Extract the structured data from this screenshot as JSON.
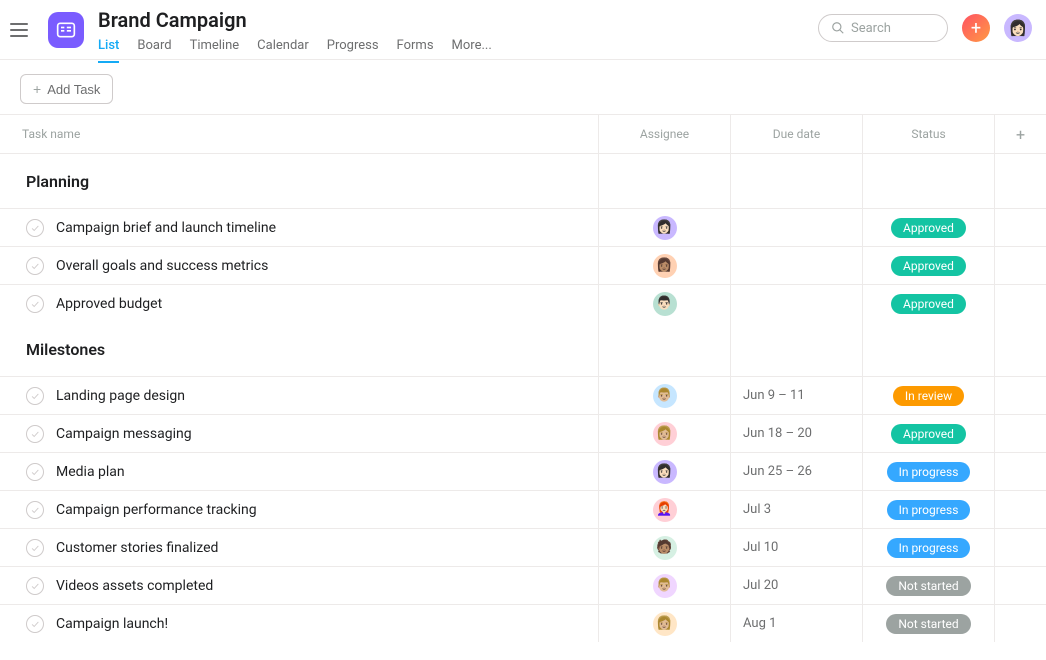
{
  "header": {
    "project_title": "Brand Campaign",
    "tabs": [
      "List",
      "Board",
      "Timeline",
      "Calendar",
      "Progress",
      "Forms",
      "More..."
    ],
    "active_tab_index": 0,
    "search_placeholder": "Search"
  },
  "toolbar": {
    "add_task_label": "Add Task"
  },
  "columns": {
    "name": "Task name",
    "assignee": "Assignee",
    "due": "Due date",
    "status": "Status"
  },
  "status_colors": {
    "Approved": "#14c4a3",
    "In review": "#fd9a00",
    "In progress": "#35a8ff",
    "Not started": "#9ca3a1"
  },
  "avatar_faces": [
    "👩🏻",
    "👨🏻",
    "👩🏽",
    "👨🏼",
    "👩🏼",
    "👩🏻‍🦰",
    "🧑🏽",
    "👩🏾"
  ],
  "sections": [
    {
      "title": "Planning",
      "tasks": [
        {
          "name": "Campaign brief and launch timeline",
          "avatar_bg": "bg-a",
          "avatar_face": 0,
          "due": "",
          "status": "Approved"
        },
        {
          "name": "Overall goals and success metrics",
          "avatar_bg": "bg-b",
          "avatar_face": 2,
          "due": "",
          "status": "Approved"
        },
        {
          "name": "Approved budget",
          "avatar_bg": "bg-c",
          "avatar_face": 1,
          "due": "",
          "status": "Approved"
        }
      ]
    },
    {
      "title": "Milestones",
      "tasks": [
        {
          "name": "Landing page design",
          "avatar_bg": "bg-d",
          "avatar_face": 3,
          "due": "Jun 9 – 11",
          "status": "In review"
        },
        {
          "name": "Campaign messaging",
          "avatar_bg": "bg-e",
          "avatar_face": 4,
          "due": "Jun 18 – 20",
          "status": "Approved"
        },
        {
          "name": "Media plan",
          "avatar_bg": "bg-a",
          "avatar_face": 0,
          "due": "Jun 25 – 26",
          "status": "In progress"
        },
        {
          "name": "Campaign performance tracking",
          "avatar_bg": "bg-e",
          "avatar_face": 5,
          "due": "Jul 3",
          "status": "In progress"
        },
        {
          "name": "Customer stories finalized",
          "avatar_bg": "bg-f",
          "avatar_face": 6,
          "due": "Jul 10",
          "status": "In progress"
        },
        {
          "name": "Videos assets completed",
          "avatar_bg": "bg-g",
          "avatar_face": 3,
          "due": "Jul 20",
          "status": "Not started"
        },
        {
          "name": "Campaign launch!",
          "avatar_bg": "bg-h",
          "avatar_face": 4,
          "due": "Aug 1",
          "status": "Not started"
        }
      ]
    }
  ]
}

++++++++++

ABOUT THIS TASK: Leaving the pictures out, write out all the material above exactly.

TASK RESULT:
Extract the structured data from this screenshot as JSON.
{
  "header": {
    "project_title": "Brand Campaign",
    "tabs": [
      "List",
      "Board",
      "Timeline",
      "Calendar",
      "Progress",
      "Forms",
      "More..."
    ],
    "active_tab_index": 0,
    "search_placeholder": "Search"
  },
  "toolbar": {
    "add_task_label": "Add Task"
  },
  "columns": {
    "name": "Task name",
    "assignee": "Assignee",
    "due": "Due date",
    "status": "Status"
  },
  "status_colors": {
    "Approved": "#14c4a3",
    "In review": "#fd9a00",
    "In progress": "#35a8ff",
    "Not started": "#9ca3a1"
  },
  "avatar_faces": [
    "👩🏻",
    "👨🏻",
    "👩🏽",
    "👨🏼",
    "👩🏼",
    "👩🏻‍🦰",
    "🧑🏽",
    "👩🏾"
  ],
  "sections": [
    {
      "title": "Planning",
      "tasks": [
        {
          "name": "Campaign brief and launch timeline",
          "avatar_bg": "bg-a",
          "avatar_face": 0,
          "due": "",
          "status": "Approved"
        },
        {
          "name": "Overall goals and success metrics",
          "avatar_bg": "bg-b",
          "avatar_face": 2,
          "due": "",
          "status": "Approved"
        },
        {
          "name": "Approved budget",
          "avatar_bg": "bg-c",
          "avatar_face": 1,
          "due": "",
          "status": "Approved"
        }
      ]
    },
    {
      "title": "Milestones",
      "tasks": [
        {
          "name": "Landing page design",
          "avatar_bg": "bg-d",
          "avatar_face": 3,
          "due": "Jun 9 – 11",
          "status": "In review"
        },
        {
          "name": "Campaign messaging",
          "avatar_bg": "bg-e",
          "avatar_face": 4,
          "due": "Jun 18 – 20",
          "status": "Approved"
        },
        {
          "name": "Media plan",
          "avatar_bg": "bg-a",
          "avatar_face": 0,
          "due": "Jun 25 – 26",
          "status": "In progress"
        },
        {
          "name": "Campaign performance tracking",
          "avatar_bg": "bg-e",
          "avatar_face": 5,
          "due": "Jul 3",
          "status": "In progress"
        },
        {
          "name": "Customer stories finalized",
          "avatar_bg": "bg-f",
          "avatar_face": 6,
          "due": "Jul 10",
          "status": "In progress"
        },
        {
          "name": "Videos assets completed",
          "avatar_bg": "bg-g",
          "avatar_face": 3,
          "due": "Jul 20",
          "status": "Not started"
        },
        {
          "name": "Campaign launch!",
          "avatar_bg": "bg-h",
          "avatar_face": 4,
          "due": "Aug 1",
          "status": "Not started"
        }
      ]
    }
  ]
}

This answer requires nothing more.